Having gone past Cape Town, the Akademik Cherskiy' changed its AIS destination to Pointe Noire and then back to Port Said off the Moroccan coast. Playing the nautical AIS equivalent of call my bluff. By 22 April the Russian Navy auxiliary tug 'Nikolay Chiker' had been waiting off the Portuguese coast and subsequently escorted the 'Akademik Cherskiy' northbound towards the Channel. The Nikolay Chiker is a regular escort for important Russian naval vessels, maybe this is the first time escorting a high-value civilian ship.
I recently wrote in the preceding article about the oiler 'Akademik Pashin' being in the Channel for a while. The oiler played an integral part in the European-leg transit of the 'Akademik Cherskiy' by providing logistical support to her escorts, another Baltic-Fleet based Steregushchiy-class corvette 'Boikiy' and the ocean-going tug 'Nikolay Chiker'.
Effectively, the 'Boikiy' also escorted the 'Akademik Cherskiy', quite possibly through the Channel as well, as the AIS screenshot below implies a naval ship being monitored by the French Navy.
After nearly a week off Kaliningrad, the 'Akademik Cherskiy' is heading to the sea hub of Mukran, Germany to join 'Fortuna' there. A couple of days before, the 'Yaroslav Mudry' came back to Baltiysk homeport after a 7-month long deployment.
Lingering questions and the future
It is said that the 'Akademik Cherskiy' needs to be retrofitted in order to do its work in the Baltic. Interestingly, the question of the suitability and modernisation of the 'Akademik Cherskiy' is largely echoed in think tanks and Western media outlets. Gazprom did put out a tender for the work for 2020-2021 period, so it is an unknown factor at the moment, as to whether it needs months-worth work in a shipyard or just a stopover for equipment, supplies and crew change.

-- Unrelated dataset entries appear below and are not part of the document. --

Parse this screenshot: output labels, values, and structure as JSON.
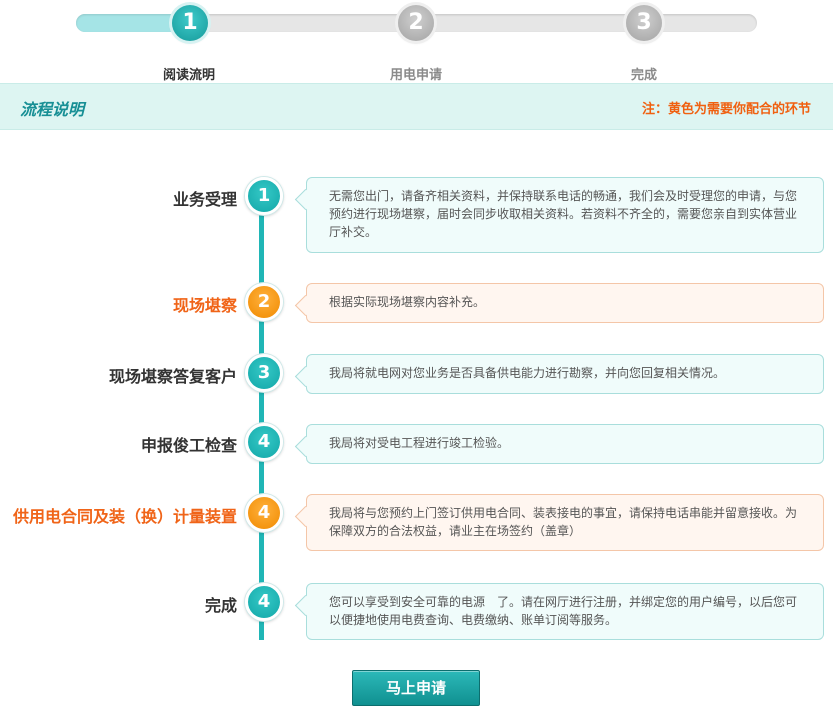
{
  "stepper": {
    "steps": [
      {
        "number": "1",
        "label": "阅读流明",
        "state": "active"
      },
      {
        "number": "2",
        "label": "用电申请",
        "state": "inactive"
      },
      {
        "number": "3",
        "label": "完成",
        "state": "inactive"
      }
    ]
  },
  "info_bar": {
    "title": "流程说明",
    "note": "注：黄色为需要你配合的环节"
  },
  "timeline": [
    {
      "label": "业务受理",
      "number": "1",
      "highlight": false,
      "text": "无需您出门，请备齐相关资料，并保持联系电话的畅通，我们会及时受理您的申请，与您预约进行现场堪察，届时会同步收取相关资料。若资料不齐全的，需要您亲自到实体营业厅补交。"
    },
    {
      "label": "现场堪察",
      "number": "2",
      "highlight": true,
      "text": "根据实际现场堪察内容补充。"
    },
    {
      "label": "现场堪察答复客户",
      "number": "3",
      "highlight": false,
      "text": "我局将就电网对您业务是否具备供电能力进行勘察，并向您回复相关情况。"
    },
    {
      "label": "申报俊工检查",
      "number": "4",
      "highlight": false,
      "text": "我局将对受电工程进行竣工检验。"
    },
    {
      "label": "供用电合同及装（换）计量装置",
      "number": "4",
      "highlight": true,
      "text": "我局将与您预约上门签订供用电合同、装表接电的事宜，请保持电话串能并留意接收。为保障双方的合法权益，请业主在场签约（盖章）"
    },
    {
      "label": "完成",
      "number": "4",
      "highlight": false,
      "text": "您可以享受到安全可靠的电源　了。请在网厅进行注册，并绑定您的用户编号，以后您可以便捷地使用电费查询、电费缴纳、账单订阅等服务。"
    }
  ],
  "apply_button": "马上申请",
  "colors": {
    "accent": "#20b6b6",
    "highlight": "#f08a00",
    "note": "#f06010"
  }
}
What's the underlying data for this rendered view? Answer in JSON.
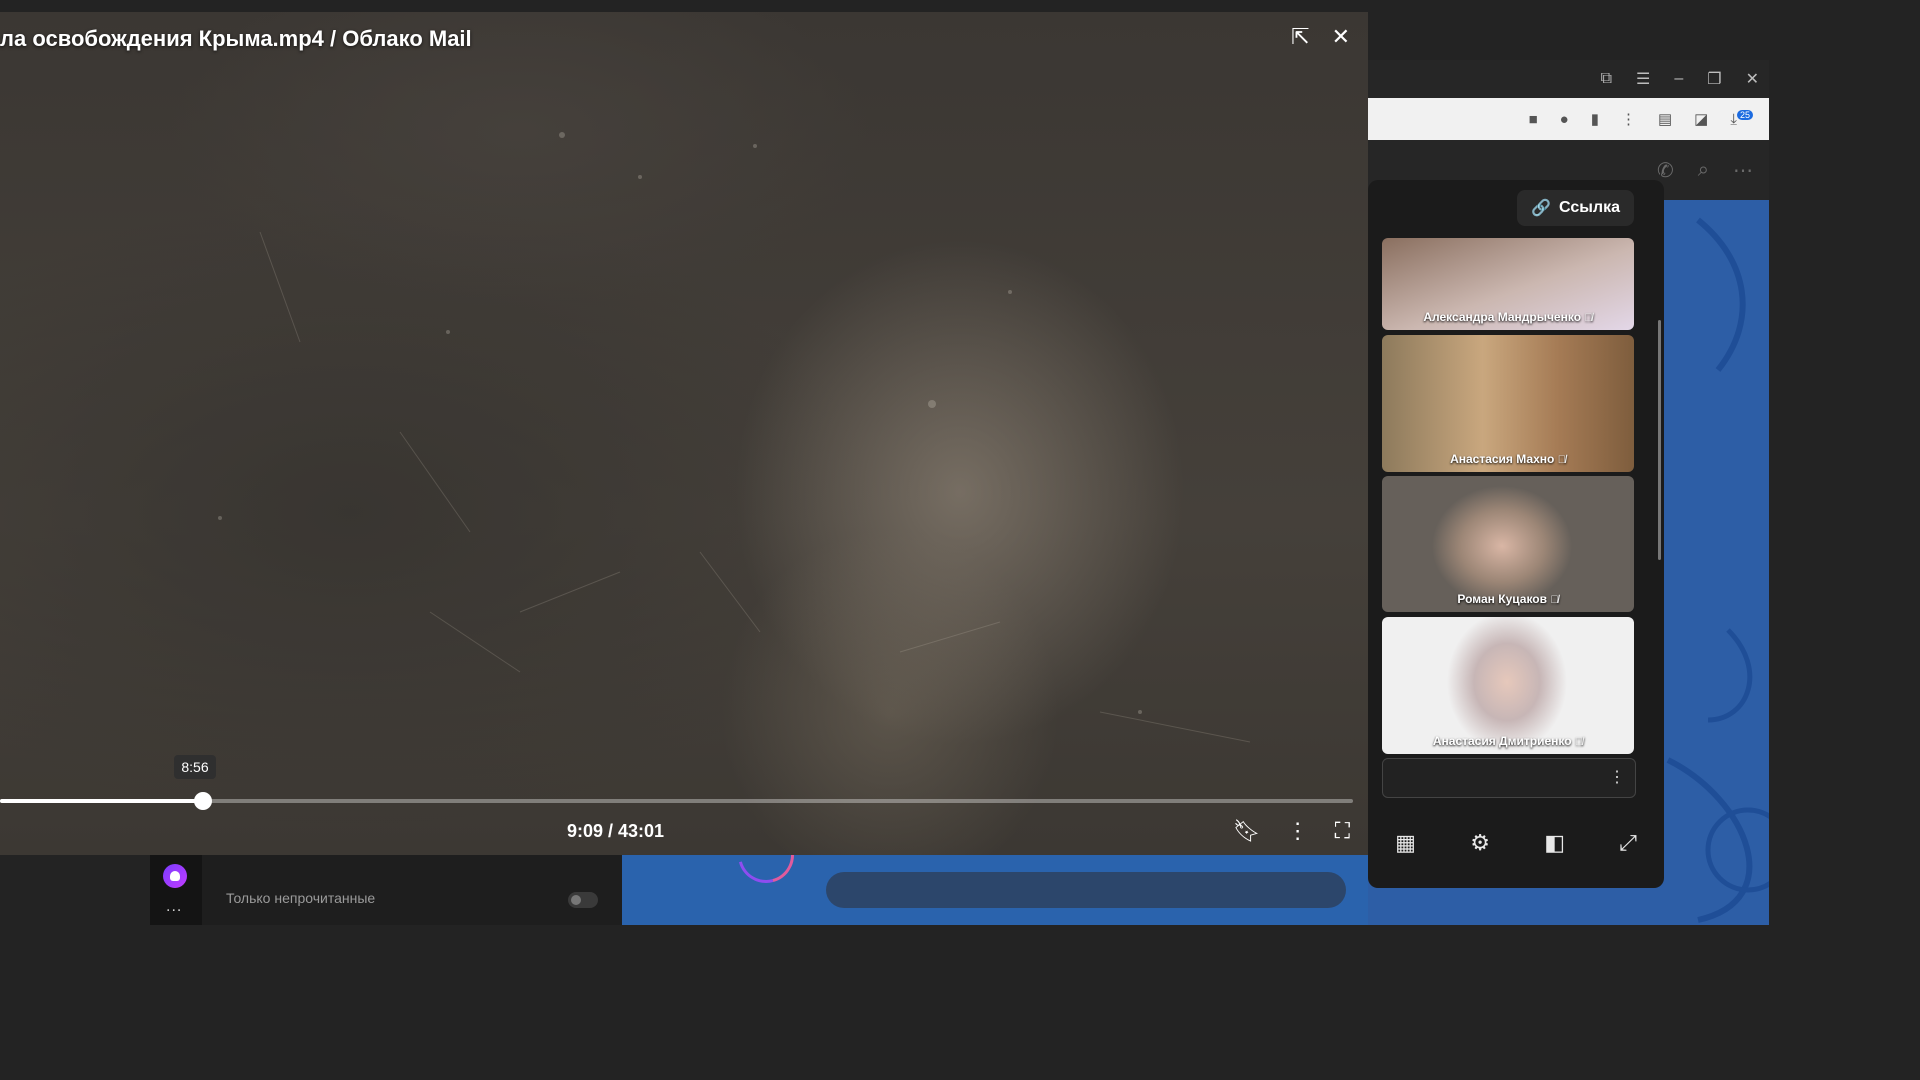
{
  "video": {
    "title": "ла освобождения Крыма.mp4 / Облако Mail",
    "tooltip": "8:56",
    "time": "9:09 / 43:01",
    "progress_fraction": 0.213,
    "icons": {
      "exit_fullscreen": "exit-fullscreen-icon",
      "close": "close-icon",
      "bookmark": "bookmark-icon",
      "more": "more-vertical-icon",
      "fullscreen": "fullscreen-icon"
    }
  },
  "call": {
    "link_label": "Ссылка",
    "participants": [
      {
        "name": "Александра Мандрыченко",
        "muted": true
      },
      {
        "name": "Анастасия Махно",
        "muted": true
      },
      {
        "name": "Роман Куцаков",
        "muted": true
      },
      {
        "name": "Анастасия Дмитриенко",
        "muted": true
      }
    ]
  },
  "chat": {
    "unread_label": "Только непрочитанные",
    "more": "..."
  },
  "browser": {
    "download_badge": "25"
  }
}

However, I do not believe that is a detrimental issue because Gazprom actually brought the ship 4 years ago with the possibility of further U.S. sanctions on Nord Stream 2 in mind. Although, the 'Akademik Cherskiy' was originally expected to work in the Sakhalin gas fields in the Russian Far East.

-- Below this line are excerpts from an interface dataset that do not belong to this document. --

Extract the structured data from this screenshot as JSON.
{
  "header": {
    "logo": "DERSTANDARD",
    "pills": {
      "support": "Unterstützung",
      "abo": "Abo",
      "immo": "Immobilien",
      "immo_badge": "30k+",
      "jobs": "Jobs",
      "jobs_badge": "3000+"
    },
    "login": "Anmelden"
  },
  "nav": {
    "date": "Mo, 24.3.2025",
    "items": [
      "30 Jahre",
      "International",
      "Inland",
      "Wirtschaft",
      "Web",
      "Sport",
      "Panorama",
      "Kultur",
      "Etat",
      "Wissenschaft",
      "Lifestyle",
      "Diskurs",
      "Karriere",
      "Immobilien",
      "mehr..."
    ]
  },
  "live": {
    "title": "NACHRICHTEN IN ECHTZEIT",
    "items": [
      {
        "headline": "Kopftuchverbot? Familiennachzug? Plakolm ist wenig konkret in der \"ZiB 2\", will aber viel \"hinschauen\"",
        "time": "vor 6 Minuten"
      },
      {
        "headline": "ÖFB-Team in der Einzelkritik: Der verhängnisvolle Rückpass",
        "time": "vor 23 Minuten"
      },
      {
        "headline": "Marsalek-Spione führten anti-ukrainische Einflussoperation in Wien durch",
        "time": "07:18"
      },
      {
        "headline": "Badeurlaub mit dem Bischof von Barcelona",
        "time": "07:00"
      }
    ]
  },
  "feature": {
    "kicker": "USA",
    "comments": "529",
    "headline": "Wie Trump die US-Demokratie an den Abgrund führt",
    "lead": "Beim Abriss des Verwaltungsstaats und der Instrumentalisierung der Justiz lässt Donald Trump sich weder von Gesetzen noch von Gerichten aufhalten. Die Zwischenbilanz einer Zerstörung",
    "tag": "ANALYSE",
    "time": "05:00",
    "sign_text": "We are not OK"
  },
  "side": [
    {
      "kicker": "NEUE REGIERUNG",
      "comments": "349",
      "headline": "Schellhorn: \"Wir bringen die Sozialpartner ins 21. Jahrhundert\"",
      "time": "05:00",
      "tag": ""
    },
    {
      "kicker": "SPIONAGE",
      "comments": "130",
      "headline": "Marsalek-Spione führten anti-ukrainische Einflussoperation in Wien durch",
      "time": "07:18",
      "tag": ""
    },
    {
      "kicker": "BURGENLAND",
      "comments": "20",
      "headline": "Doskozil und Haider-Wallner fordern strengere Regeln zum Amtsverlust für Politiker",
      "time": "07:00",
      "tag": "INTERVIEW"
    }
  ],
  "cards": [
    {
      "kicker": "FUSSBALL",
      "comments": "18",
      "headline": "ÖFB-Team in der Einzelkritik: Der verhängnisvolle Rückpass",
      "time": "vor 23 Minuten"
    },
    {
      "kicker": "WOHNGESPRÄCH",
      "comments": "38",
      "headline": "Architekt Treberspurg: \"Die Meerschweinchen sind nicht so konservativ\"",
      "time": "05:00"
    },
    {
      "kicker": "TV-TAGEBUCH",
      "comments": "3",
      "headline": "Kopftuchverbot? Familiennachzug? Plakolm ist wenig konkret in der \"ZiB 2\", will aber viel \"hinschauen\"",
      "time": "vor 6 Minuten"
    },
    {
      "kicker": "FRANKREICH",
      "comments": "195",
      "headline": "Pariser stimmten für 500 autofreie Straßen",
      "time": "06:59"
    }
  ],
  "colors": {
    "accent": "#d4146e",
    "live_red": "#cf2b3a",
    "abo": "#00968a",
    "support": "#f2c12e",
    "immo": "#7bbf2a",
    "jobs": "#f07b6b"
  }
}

The halt of the work done by the specialist foreign-operated ships is one element of a continuous series of tensions between Washington and Moscow. The former ceaselessly escalating the raft of U.S. sectorial sanctions, while the latter is forced to adapt and overcome the obstacles with its own limited domestic resources. Russia is being hamstrung through a series of niggling vindictive efforts, at every possible opportunity and as such further U.S. sanctions are likely to be in the pipeline (so to speak).
In a long running saga, Washington has insisted for many years that Europe should buy more expensive LNG from the U.S., giving rise to the (in)famous "freedom gas, instead of greatly relying on cheaper Russian LNG. As such, Washington feels that Nord Stream 2 would increase reliance on Russian LNG.
Yet, the more obstacles placed by Washington on the Russian 40% share of the Europe gas market, the more impetus there will be to construct and pump natural gas to China. The biggest loser in all of this tussle is Ukraine, as it will loose huge pipeline transit fees for natural gas as a result.
It remains to be seen as to how this energy tussle will pan out, given the significant support by 5 big European energy entities. Nord Stream 2 is opposed by the Baltic states, Poland and Ukraine, amongst others. The start of the Nord Stream work revealed the geopolitical fault lines within the EU and these continue to be exposed. Hence, Washington has to play a fine juggling geopolitical act between the two camps.
The Akademik Cherskiy, did change AIS destinations several times, from Singapore, Sri Lanka and even Maputo and Pointe Noire as well as Cape Town on its way to the Baltic, but this one is tongue in cheek: